◆ **What is required**
Among the following entries, count the lines that contain "bank" and report only the result.
### Dataset
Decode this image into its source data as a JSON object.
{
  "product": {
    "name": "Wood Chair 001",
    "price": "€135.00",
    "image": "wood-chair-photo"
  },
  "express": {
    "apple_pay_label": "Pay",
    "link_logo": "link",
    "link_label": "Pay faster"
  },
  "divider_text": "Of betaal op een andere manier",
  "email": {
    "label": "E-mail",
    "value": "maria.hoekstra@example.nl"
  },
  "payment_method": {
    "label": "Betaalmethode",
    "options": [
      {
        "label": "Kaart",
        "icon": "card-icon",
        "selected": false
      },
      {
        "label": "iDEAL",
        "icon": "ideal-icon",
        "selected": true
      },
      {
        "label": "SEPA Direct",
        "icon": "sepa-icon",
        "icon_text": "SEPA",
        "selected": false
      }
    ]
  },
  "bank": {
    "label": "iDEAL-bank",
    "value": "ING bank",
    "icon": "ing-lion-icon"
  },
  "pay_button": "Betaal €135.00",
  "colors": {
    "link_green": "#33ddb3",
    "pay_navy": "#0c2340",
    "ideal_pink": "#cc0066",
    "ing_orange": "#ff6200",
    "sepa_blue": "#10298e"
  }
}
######
◆ **Finished exercise**
3